→ **WHAT YOU SHOULD DO**
All entries below are to be returned in full, exactly as they stand.

→ **DATA FOR PROCESSING**
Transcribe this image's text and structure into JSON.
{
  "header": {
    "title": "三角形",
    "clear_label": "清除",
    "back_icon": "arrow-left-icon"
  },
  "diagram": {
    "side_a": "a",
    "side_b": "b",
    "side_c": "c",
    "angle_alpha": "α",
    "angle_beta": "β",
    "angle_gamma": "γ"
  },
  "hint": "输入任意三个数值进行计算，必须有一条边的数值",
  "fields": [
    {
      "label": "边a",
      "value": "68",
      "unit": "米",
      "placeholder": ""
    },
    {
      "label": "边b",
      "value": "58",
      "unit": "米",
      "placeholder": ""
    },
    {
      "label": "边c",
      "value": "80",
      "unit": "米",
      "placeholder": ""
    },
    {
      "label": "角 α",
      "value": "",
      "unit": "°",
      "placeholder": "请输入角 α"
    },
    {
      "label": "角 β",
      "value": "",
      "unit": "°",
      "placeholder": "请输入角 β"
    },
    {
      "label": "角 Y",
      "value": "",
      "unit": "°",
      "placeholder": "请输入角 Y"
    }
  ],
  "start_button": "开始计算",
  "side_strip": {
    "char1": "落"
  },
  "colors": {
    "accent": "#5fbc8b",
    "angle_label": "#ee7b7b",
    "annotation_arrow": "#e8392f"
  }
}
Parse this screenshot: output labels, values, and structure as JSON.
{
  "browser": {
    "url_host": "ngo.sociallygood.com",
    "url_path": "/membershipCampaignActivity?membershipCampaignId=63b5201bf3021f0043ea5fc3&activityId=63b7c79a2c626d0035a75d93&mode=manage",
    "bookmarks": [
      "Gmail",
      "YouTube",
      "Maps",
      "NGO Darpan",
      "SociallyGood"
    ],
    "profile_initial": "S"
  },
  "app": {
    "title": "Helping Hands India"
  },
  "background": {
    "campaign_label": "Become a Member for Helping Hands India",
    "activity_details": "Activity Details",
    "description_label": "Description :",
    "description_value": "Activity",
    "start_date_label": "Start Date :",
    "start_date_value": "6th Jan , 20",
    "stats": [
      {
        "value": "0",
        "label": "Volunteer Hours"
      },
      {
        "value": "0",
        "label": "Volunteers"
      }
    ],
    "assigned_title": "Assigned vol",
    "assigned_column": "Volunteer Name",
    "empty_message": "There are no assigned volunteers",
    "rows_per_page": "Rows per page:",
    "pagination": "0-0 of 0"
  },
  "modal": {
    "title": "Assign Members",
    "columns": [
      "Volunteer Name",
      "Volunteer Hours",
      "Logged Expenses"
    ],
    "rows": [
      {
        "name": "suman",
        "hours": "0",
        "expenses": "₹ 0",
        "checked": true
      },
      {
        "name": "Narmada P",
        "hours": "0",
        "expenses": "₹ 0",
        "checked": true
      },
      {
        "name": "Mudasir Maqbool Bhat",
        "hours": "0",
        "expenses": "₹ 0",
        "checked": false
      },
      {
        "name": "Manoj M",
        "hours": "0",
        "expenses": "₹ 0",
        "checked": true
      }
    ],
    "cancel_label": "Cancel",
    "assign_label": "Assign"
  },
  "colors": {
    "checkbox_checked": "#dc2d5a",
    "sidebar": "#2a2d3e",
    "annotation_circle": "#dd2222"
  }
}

→ **PROBLEM SOLUTION**
Transcribe this image's text and structure into JSON.
{
  "header": {
    "title": "三角形",
    "clear_label": "清除",
    "back_icon": "arrow-left-icon"
  },
  "diagram": {
    "side_a": "a",
    "side_b": "b",
    "side_c": "c",
    "angle_alpha": "α",
    "angle_beta": "β",
    "angle_gamma": "γ"
  },
  "hint": "输入任意三个数值进行计算，必须有一条边的数值",
  "fields": [
    {
      "label": "边a",
      "value": "68",
      "unit": "米",
      "placeholder": ""
    },
    {
      "label": "边b",
      "value": "58",
      "unit": "米",
      "placeholder": ""
    },
    {
      "label": "边c",
      "value": "80",
      "unit": "米",
      "placeholder": ""
    },
    {
      "label": "角 α",
      "value": "",
      "unit": "°",
      "placeholder": "请输入角 α"
    },
    {
      "label": "角 β",
      "value": "",
      "unit": "°",
      "placeholder": "请输入角 β"
    },
    {
      "label": "角 Y",
      "value": "",
      "unit": "°",
      "placeholder": "请输入角 Y"
    }
  ],
  "start_button": "开始计算",
  "side_strip": {
    "char1": "落"
  },
  "colors": {
    "accent": "#5fbc8b",
    "angle_label": "#ee7b7b",
    "annotation_arrow": "#e8392f"
  }
}
Parse this screenshot: output labels, values, and structure as JSON.
{
  "browser": {
    "url_host": "ngo.sociallygood.com",
    "url_path": "/membershipCampaignActivity?membershipCampaignId=63b5201bf3021f0043ea5fc3&activityId=63b7c79a2c626d0035a75d93&mode=manage",
    "bookmarks": [
      "Gmail",
      "YouTube",
      "Maps",
      "NGO Darpan",
      "SociallyGood"
    ],
    "profile_initial": "S"
  },
  "app": {
    "title": "Helping Hands India"
  },
  "background": {
    "campaign_label": "Become a Member for Helping Hands India",
    "activity_details": "Activity Details",
    "description_label": "Description :",
    "description_value": "Activity",
    "start_date_label": "Start Date :",
    "start_date_value": "6th Jan , 20",
    "stats": [
      {
        "value": "0",
        "label": "Volunteer Hours"
      },
      {
        "value": "0",
        "label": "Volunteers"
      }
    ],
    "assigned_title": "Assigned vol",
    "assigned_column": "Volunteer Name",
    "empty_message": "There are no assigned volunteers",
    "rows_per_page": "Rows per page:",
    "pagination": "0-0 of 0"
  },
  "modal": {
    "title": "Assign Members",
    "columns": [
      "Volunteer Name",
      "Volunteer Hours",
      "Logged Expenses"
    ],
    "rows": [
      {
        "name": "suman",
        "hours": "0",
        "expenses": "₹ 0",
        "checked": true
      },
      {
        "name": "Narmada P",
        "hours": "0",
        "expenses": "₹ 0",
        "checked": true
      },
      {
        "name": "Mudasir Maqbool Bhat",
        "hours": "0",
        "expenses": "₹ 0",
        "checked": false
      },
      {
        "name": "Manoj M",
        "hours": "0",
        "expenses": "₹ 0",
        "checked": true
      }
    ],
    "cancel_label": "Cancel",
    "assign_label": "Assign"
  },
  "colors": {
    "checkbox_checked": "#dc2d5a",
    "sidebar": "#2a2d3e",
    "annotation_circle": "#dd2222"
  }
}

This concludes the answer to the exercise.